ATH: Michel Platini
Platini As Player, Coach, And President
By J Hutcherson, US National Team Players Association
One has to wonder which version of Michel Platini decided to comment on the French National Team strike during the 2010 World Cup. Is it the president of UEFA? The former coach? The former player?
Teasing that out goes a long way towards explaining the need to call the member of the France squad that sided with Nicolas Anelka "bloody fools" and calling the strike action "pathetic." He took the next step, telling So Foot magazine that he would've banned all of them for life.
Ok then, we're all clear that Platini has a problem with what happened in South Africa. Why becomes a very good question. After all, we could be talking about the former French international, the former French National Team coach, the current head of UEFA, or some combination. What's interesting is this particular definition of fair play.
It's nothing new for France in particular to have star players disagreeing with their National Team coach. Eric Cantona is the classic example, getting what was advertised as an indefinite ban for insulting his coach in 1988. Guess who was hired to replace that coach and reinstated Cantona? Yep, Platini. So it's a fair assumption that Platini the coach was a bit more forgiving. Platini the player was a genius, full stop. Platini the European soccer bureaucrat has shown a fondness for planning and reevaluating concepts that were taken for granted.
There's a theme in international soccer that Federations represent everybody but the players that wear the shirt on the field. In this view, the players are a problem. In most cases they're not directly employed by the Federations. They might even be represented by a labor union. Their actual employers, the clubs, might have differing views on player management. Into this mix is added the National Team coach, normally a Federation's highest paid employee. It can be a difficult interplay between all parties, especially when there's the added pressure from fans and media questioning a basic setup.
Raymond Domenech had been working in the French coach setup as the Under-21 coach since 1993 before taking over as National Team coach in 2004. He was in charge for the run to the final in 2006, cementing the French Federation's initial choice to give him the job. Still, he faced criticism that only grew louder on the road to the 2010 World Cup. That included a disappointing Euro 2008 and the Ireland handball to get to South Africa.

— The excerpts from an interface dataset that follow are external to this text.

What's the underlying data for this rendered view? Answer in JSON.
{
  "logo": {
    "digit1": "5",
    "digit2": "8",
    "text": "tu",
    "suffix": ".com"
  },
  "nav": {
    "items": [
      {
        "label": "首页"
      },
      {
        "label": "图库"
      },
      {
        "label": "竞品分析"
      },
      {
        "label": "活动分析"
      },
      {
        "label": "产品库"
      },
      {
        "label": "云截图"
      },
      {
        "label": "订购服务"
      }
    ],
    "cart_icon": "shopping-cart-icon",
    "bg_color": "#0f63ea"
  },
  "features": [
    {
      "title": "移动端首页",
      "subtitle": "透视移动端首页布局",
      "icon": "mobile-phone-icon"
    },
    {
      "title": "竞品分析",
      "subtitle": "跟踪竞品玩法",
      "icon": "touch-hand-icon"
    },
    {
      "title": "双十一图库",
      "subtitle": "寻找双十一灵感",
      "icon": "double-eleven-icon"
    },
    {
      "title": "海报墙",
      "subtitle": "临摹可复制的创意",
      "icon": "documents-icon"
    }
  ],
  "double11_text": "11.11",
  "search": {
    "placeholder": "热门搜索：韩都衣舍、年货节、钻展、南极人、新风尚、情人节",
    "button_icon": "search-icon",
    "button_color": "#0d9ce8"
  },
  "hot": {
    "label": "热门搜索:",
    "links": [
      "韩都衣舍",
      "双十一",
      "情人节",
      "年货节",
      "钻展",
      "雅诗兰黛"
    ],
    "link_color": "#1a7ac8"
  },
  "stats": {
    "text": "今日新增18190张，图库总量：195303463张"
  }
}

Fast forward to the actual World Cup, and France was back to their 2002 vintage seemingly unable to pull it together in the group stage. After their 2-0 loss to Mexico, it was Nicolas Anelka's turn to pull a Cantona, with the French Federation once again dealing with a star player letting a coach know what he thought. And once again action was swiftly taken. Anelka was sent home, his teammates responding by not showing up for practice. Cue the FFF responding as expecting, and France fielding a team in their final group game against South Africa.
It's worth remembering how that one ended, with Domenech side-stepping the post-game handshake in his final on-field moments as the coach of the French National Team. For those keeping score at home, the French Federation took action against the player (an 18-game ban for Anelka), the coach (Domenech lost his job), and indirectly the squad (Domenech's replacement didn't call any of them in for the first post-World Cup friendly). What wasn't called into question, at least at the same level, was the bureaucracy. It seldom is.
World soccer has a tendency of downplaying the administrator role and playing up the coach and the players, especially when things don't go as expected. Since technically the soccer bureaucracy represents all involved, it's an interesting choice. Whether or not it was Platini the soccer bureaucrat advocating those lifetime bans, the thinking behind it is in line with what's expected from the politics of soccer. It's also an easier solution than actually working to determine why a situation was ever allowed to get to that point.
Platini has earned a lot of credit from some for his plans. Call them ambitious, since in practice they would change how European club soccer operates. Yet there's still the feeling that the real aim is what it always is with soccer's governing bodies. Control, and only for them.
Regardless of intent, Platini's "ban them all for life" rhetoric is an indicator. Especially for someone who can rightly be considered the second most powerful person in world soccer as the head of the most powerful Confederation. One that represents all of European soccer including the players.